Lindsay Paterson is correct to point out in his letter (TESS, April 4) that the table on page 67 of the recent Organisation for Economic Co-operation and Development (OECD) report on Scottish schools is open to misinterpretation, and that Scotland does not in fact have the largest gap in attainment.
Indeed, in science, that dubious honour goes to Northern Ireland, which had the largest gap between the 95th and 5th percentiles of all of the 57 countries. The report from the Programme for International Student Assessment (Pisa) suggests that this "may reflect the fact that Northern Ireland has a selective education system".
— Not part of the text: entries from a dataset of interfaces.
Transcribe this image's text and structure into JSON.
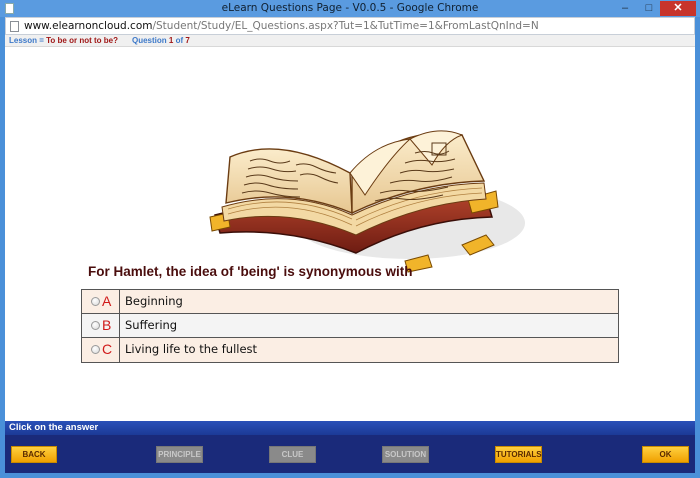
{
  "window": {
    "title": "eLearn Questions Page - V0.0.5 - Google Chrome",
    "minimize": "–",
    "maximize": "□",
    "close": "✕"
  },
  "address": {
    "host": "www.elearnoncloud.com",
    "path": "/Student/Study/EL_Questions.aspx?Tut=1&TutTime=1&FromLastQnInd=N"
  },
  "info": {
    "lesson_label": "Lesson",
    "lesson_sep": " = ",
    "lesson_value": "To be or not to be?",
    "question_label": "Question",
    "question_current": "1",
    "question_of": "of",
    "question_total": "7"
  },
  "question": {
    "text": "For Hamlet, the idea of 'being' is synonymous with"
  },
  "answers": [
    {
      "letter": "A",
      "text": "Beginning"
    },
    {
      "letter": "B",
      "text": "Suffering"
    },
    {
      "letter": "C",
      "text": "Living life to the fullest"
    }
  ],
  "hint": "Click on the answer",
  "buttons": {
    "back": "BACK",
    "principle": "PRINCIPLE",
    "clue": "CLUE",
    "solution": "SOLUTION",
    "tutorials": "TUTORIALS",
    "ok": "OK"
  },
  "colors": {
    "accent": "#f0a000",
    "question": "#4a0d0d",
    "letter": "#d01a1a"
  }
}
Whether Scotland has the largest gap of the OECD countries is not the issue. The issue is the effects of selection, whether internal (Scotland) or external (Northern Ireland). In the section of the report on Scotland headed "The influence of socio-economic status on mathematics performance", the authors suggest that "young people from the lowest socio-economic backgrounds in Scotland perform well below their peers in the Netherlands, Korea and New Zealand" (page 61).
Given that these young people are likely to be in the lowest sets in Scottish secondary schools, and that the research evidence on setting is, almost universally, critical of the practice, surely it is time to revisit this issue if we genuinely want to close the gap in achievement?
Northern Ireland may soon be taking the first steps towards "comprehensivisation". Perhaps we in Scotland, having embraced the comprehensive ideal with some success, now need to take the lead and deliver equity in education for all of our young people.
Brian Boyd, professor of education, Strathclyde University.